VI. MODERN THEORIES OF HEAT AND LIGHT
"This short cylinder, which was supported in its horizontal position, and turned round its axis by means of the neck by which it remained united to the cannon, was now bored with the horizontal borer used in boring cannon.
"This cylinder being designed for the express purpose of generating heat by friction, by having a blunt borer forced against its solid bottom at the same time that it should be turned round its axis by the force of horses, in order that the heat accumulated in the cylinder might from time to time be measured, a small, round hole 0.37 of an inch only in diameter and 4.2 inches in depth, for the purpose of introducing a small cylindrical mercurial thermometer, was made in it, on one side, in a direction perpendicular to the axis of the cylinder, and ending in the middle of the solid part of the metal which formed the bottom of the bore.
"At the beginning of the experiment, the temperature of the air in the shade, as also in the cylinder, was just sixty degrees Fahrenheit. At the end of thirty minutes, when the cylinder had made 960 revolutions about its axis, the horses being stopped, a cylindrical mercury thermometer, whose bulb was 32/100 of an inch in diameter and 3 1/4 inches in length, was introduced into the hole made to receive it in the side of the cylinder, when the mercury rose almost instantly to one hundred and thirty degrees.
"In order, by one decisive experiment, to determine whether the air of the atmosphere had any part or not in the generation of the heat, I contrived to repeat the experiment under circumstances in which it was evidently impossible for it to produce any effect whatever. By means of a piston exactly fitted to the mouth of the bore of the cylinder, through the middle of which piston the square iron bar, to the end of which the blunt steel borer was fixed, passed in a square hole made perfectly air-tight, the excess of the external air, to the inside of the bore of the cylinder, was effectually prevented.
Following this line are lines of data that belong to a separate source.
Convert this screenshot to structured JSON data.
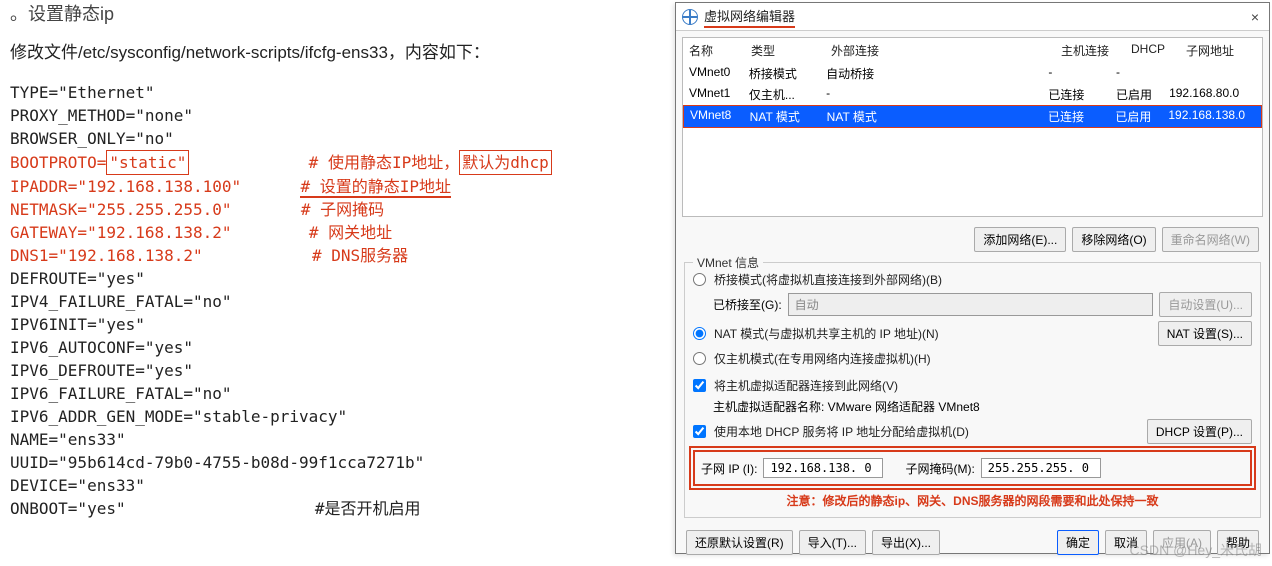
{
  "left": {
    "heading_partial": "设置静态ip",
    "intro": "修改文件/etc/sysconfig/network-scripts/ifcfg-ens33，内容如下：",
    "lines": {
      "l1": "TYPE=\"Ethernet\"",
      "l2": "PROXY_METHOD=\"none\"",
      "l3": "BROWSER_ONLY=\"no\"",
      "l4a": "BOOTPROTO=",
      "l4b": "\"static\"",
      "l4c": "# 使用静态IP地址，",
      "l4d": "默认为dhcp",
      "l5": "IPADDR=\"192.168.138.100\"",
      "l5c": "# 设置的静态IP地址",
      "l6": "NETMASK=\"255.255.255.0\"",
      "l6c": "# 子网掩码",
      "l7": "GATEWAY=\"192.168.138.2\"",
      "l7c": "# 网关地址",
      "l8": "DNS1=\"192.168.138.2\"",
      "l8c": "# DNS服务器",
      "l9": "DEFROUTE=\"yes\"",
      "l10": "IPV4_FAILURE_FATAL=\"no\"",
      "l11": "IPV6INIT=\"yes\"",
      "l12": "IPV6_AUTOCONF=\"yes\"",
      "l13": "IPV6_DEFROUTE=\"yes\"",
      "l14": "IPV6_FAILURE_FATAL=\"no\"",
      "l15": "IPV6_ADDR_GEN_MODE=\"stable-privacy\"",
      "l16": "NAME=\"ens33\"",
      "l17": "UUID=\"95b614cd-79b0-4755-b08d-99f1cca7271b\"",
      "l18": "DEVICE=\"ens33\"",
      "l19": "ONBOOT=\"yes\"",
      "l19c": "#是否开机启用"
    }
  },
  "dialog": {
    "title": "虚拟网络编辑器",
    "close": "×",
    "columns": {
      "name": "名称",
      "type": "类型",
      "ext": "外部连接",
      "host": "主机连接",
      "dhcp": "DHCP",
      "sub": "子网地址"
    },
    "rows": [
      {
        "name": "VMnet0",
        "type": "桥接模式",
        "ext": "自动桥接",
        "host": "-",
        "dhcp": "-",
        "sub": ""
      },
      {
        "name": "VMnet1",
        "type": "仅主机...",
        "ext": "-",
        "host": "已连接",
        "dhcp": "已启用",
        "sub": "192.168.80.0"
      },
      {
        "name": "VMnet8",
        "type": "NAT 模式",
        "ext": "NAT 模式",
        "host": "已连接",
        "dhcp": "已启用",
        "sub": "192.168.138.0"
      }
    ],
    "add_net": "添加网络(E)...",
    "remove_net": "移除网络(O)",
    "rename_net": "重命名网络(W)",
    "group_title": "VMnet 信息",
    "radio_bridge": "桥接模式(将虚拟机直接连接到外部网络)(B)",
    "bridge_to_label": "已桥接至(G):",
    "bridge_to_value": "自动",
    "auto_set": "自动设置(U)...",
    "radio_nat": "NAT 模式(与虚拟机共享主机的 IP 地址)(N)",
    "nat_set": "NAT 设置(S)...",
    "radio_host": "仅主机模式(在专用网络内连接虚拟机)(H)",
    "check_host_adapter": "将主机虚拟适配器连接到此网络(V)",
    "host_adapter_name": "主机虚拟适配器名称: VMware 网络适配器 VMnet8",
    "check_dhcp": "使用本地 DHCP 服务将 IP 地址分配给虚拟机(D)",
    "dhcp_set": "DHCP 设置(P)...",
    "subnet_ip_label": "子网 IP (I):",
    "subnet_ip_value": "192.168.138. 0",
    "subnet_mask_label": "子网掩码(M):",
    "subnet_mask_value": "255.255.255. 0",
    "note": "注意：修改后的静态ip、网关、DNS服务器的网段需要和此处保持一致",
    "restore": "还原默认设置(R)",
    "import": "导入(T)...",
    "export": "导出(X)...",
    "ok": "确定",
    "cancel": "取消",
    "apply": "应用(A)",
    "help": "帮助"
  },
  "watermark": "CSDN @Hey_米氏胡"
}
I did not find, however, by this experiment that the exclusion of the air diminished in the smallest degree the quantity of heat excited by the friction.
"There still remained one doubt, which, though it appeared to me to be so slight as hardly to deserve any attention, I was, however, desirous to remove. The piston which choked the mouth of the bore of the cylinder, in order that it might be air-tight, was fitted into it with so much nicety, by means of its collars of leather, and pressed against it with so much force, that, notwithstanding its being oiled, it occasioned a considerable degree of friction when the hollow cylinder was turned round its axis. Was not the heat produced, or at least some part of it, occasioned by this friction of the piston? and, as the external air had free access to the extremity of the bore, where it came into contact with the piston, is it not possible that this air may have had some share in the generation of the heat produced?
"A quadrangular oblong deal box, water-tight, being provided with holes or slits in the middle of each of its ends, just large enough to receive, the one the square iron rod to the end of which the blunt steel borer was fastened, the other the small cylindrical neck which joined the hollow cylinder to the cannon; when this box (which was occasionally closed above by a wooden cover or lid moving on hinges) was put into its place— that is to say, when, by means of the two vertical opening or slits in its two ends, the box was fixed to the machinery in such a manner that its bottom being in the plane of the horizon, its axis coincided with the axis of the hollow metallic cylinder, it is evident, from the description, that the hollow, metallic cylinder would occupy the middle of the box, without touching it on either side; and that, on pouring water into the box and filling it to the brim, the cylinder would be completely covered and surrounded on every side by that fluid. And, further, as the box was held fast by the strong, square iron rod which passed in a square hole in the centre of one of its ends, while the round or cylindrical neck which joined the hollow cylinder to the end of the cannon could turn round freely on its axis in the round hole in the centre of the other end of it, it is evident that the machinery could be put in motion without the least danger of forcing the box out of its place, throwing the water out of it, or deranging any part of the apparatus."
Everything being thus ready, the box was filled with cold water, having been made water-tight by means of leather collars, and the machinery put in motion. "The result of this beautiful experiment," says Rumford, "was very striking, and the pleasure it afforded me amply repaid me for all the trouble I had had in contriving and arranging the complicated machinery used in making it. The cylinder, revolving at the rate of thirty-two times in a minute, had been in motion but a short time when I perceived, by putting my hand into the water and touching the outside of the cylinder, that heat was generated, and it was not long before the water which surrounded the cylinder began to be sensibly warm.
"At the end of one hour I found, by plunging a thermometer into the box, . . . that its temperature had been raised no less than forty-seven degrees Fahrenheit, being now one hundred and seven degrees Fahrenheit. ... One hour and thirty minutes after the machinery had been put in motion the heat of the water in the box was one hundred and forty-two degrees. At the end of two hours ... it was raised to one hundred and seventy-eight degrees; and at two hours and thirty minutes it ACTUALLY BOILED!